    If you have questions about the information above, please contact International Services for assistance. 

  • SC Attorney General Approved Immigration Attorneys

    If Clemson University will submit fees or signatures to sponsor an employee for employment-based permanent residency, the hiring department and employee must work with one of the following immigration attorneys, approved by the SC Attorney General's Office, to prepare and submit the LPR application. 

    In alphabetical order:

     Haynsworth Sinkler Boyd, P.A.
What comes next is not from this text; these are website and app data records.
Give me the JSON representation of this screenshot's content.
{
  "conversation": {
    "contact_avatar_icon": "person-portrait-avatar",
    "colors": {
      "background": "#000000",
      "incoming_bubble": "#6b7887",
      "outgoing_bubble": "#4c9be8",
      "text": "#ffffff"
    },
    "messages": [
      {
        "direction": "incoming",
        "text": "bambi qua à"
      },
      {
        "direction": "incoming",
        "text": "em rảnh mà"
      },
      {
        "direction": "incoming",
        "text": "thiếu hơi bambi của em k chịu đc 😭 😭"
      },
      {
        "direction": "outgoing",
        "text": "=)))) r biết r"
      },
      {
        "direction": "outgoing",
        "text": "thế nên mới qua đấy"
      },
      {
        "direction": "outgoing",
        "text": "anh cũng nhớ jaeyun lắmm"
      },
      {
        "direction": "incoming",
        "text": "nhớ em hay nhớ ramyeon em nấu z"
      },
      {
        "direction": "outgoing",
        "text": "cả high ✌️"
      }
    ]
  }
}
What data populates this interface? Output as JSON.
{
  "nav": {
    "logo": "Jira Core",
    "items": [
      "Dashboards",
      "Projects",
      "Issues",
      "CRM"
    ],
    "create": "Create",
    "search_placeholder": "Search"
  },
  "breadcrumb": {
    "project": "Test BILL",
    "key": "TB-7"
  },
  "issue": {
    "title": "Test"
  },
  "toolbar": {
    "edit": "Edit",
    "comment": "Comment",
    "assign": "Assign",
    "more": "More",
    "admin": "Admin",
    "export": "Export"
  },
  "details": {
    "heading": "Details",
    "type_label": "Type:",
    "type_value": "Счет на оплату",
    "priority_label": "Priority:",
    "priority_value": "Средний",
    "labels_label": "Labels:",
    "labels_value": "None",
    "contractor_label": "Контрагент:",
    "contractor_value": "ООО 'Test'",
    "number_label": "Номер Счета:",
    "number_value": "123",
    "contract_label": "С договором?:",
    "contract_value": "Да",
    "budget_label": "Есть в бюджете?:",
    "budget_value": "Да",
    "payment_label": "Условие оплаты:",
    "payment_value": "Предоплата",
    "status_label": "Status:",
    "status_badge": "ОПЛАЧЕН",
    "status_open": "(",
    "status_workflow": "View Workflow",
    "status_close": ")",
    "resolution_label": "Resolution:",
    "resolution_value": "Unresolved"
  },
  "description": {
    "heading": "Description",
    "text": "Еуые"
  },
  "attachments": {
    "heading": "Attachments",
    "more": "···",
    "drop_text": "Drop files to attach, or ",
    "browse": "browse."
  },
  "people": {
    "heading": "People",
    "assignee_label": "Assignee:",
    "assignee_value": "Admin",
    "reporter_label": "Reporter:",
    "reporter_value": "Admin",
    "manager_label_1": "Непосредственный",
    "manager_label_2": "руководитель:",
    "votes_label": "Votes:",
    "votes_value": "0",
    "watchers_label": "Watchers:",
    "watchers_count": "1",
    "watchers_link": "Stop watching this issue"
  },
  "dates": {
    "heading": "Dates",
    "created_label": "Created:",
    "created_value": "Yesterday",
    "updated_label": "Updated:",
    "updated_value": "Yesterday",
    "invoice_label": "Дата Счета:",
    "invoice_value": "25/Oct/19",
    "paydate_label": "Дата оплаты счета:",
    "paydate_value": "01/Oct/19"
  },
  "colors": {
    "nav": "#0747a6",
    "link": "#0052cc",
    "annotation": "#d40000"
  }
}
    • Special Counsel - Garrett D. Steck.
    • Located in Greenville, Charleston, Columbia, and Florence, South Carolina.
    • Phone is (864) 240-3300.
    • Offers free initial consultations on legal permanent residency for Clemson faculty/staff.
    • Founded over 125 years ago, Haynsworth Sinkler Boyd, P.A. has grown to include more than 115 attorneys at multiple locations across the state. This firm stands apart due to the depth of experience in a broad spectrum of litigation and transactional practice areas. We efficiently obtain temporary employment-based nonimmigrant visas for foreign nationals and facilitate the complex permanent residency process.

    Lawrence J. Needle, P.A. | South Carolina Immigration Lawyer

    • Located in Columbia, Charleston, and Myrtle Beach, South Carolina.
    • Phone (803) 376-1203.
    • Offers free initial consultations on legal permanent residency for Clemson faculty/staff.
    • Lawrence J. Needle, P.A., is an immigration law firm with national and international expertise. Mr. Needle has more than twenty years of professional experience in immigration law, nationality law and employment law. His firm processes immigration matters at all U.S. immigration service centers as well as district and local immigration sub-offices. Mr. Needle is an active member of the American Immigration Lawyers Association and of the South Carolina State Bar Association. Mr. Needle has chaired the Immigration Law subsection of the Employment and Labor Law section of the South Carolina Bar Association, has served as Treasurer of the Carolinas Chapter of the American Immigration Lawyers Association, and speaks and writes extensively on immigration and employment issues.

     Weinstock Immigration Lawyers

    • Located in Atlanta, Georgia.
    • Phone (770) 913-0800.
    • Offers free initial consultations on legal permanent residency for Clemson faculty/staff.
    • Weinstock Immigration Lawyers is a premier immigration law firm, helping immigrants achieve their American dream by securing work visas and green cards to the USA. We offer legal services to companies and individuals to obtain all their immigration needs to the USA, including all work and family visas, green cards, citizenship, and defense from deportation. We are a proactive, diverse team of immigrants with a proven track record of successful results in thousands of cases.

  • Application Process

    Hiring departments and employees are encouraged to contact the attorneys listed above to discuss employment-based LPR sponsorship and the application process. 

    Once a decision is made by the hiring department to sponsor an employee for LPR, the Request for University Support of Application for Employment-Based Permanent Resident Status must be completed and submitted to International Services along with the employee's original job offer letter, copy of the job advertisement, and the updated resume or CV for the sponsored employee. 

    International Services then forwards this complete packet to both the attorney of choice and Clemson's Office of General Counsel (OGC) for review and approval. Once approved, the attorney will begin the PR application requesting signatures, etc. from the employee and International Services during the process. Hiring departments and employees are responsible for the payment of fees as outlined above.

    If hiring departments and employees have questions about the PR process, please contact International Services for additional guidance. 

  • Recommended Deadlines and Processing Times

    The PR process is often lengthy and complex. If a hiring department plans to sponsor an employee for employment-based PR, we recommend beginning the process as soon as possible. If hiring departments and employees have questions about the PR process, please contact International Services for additional guidance.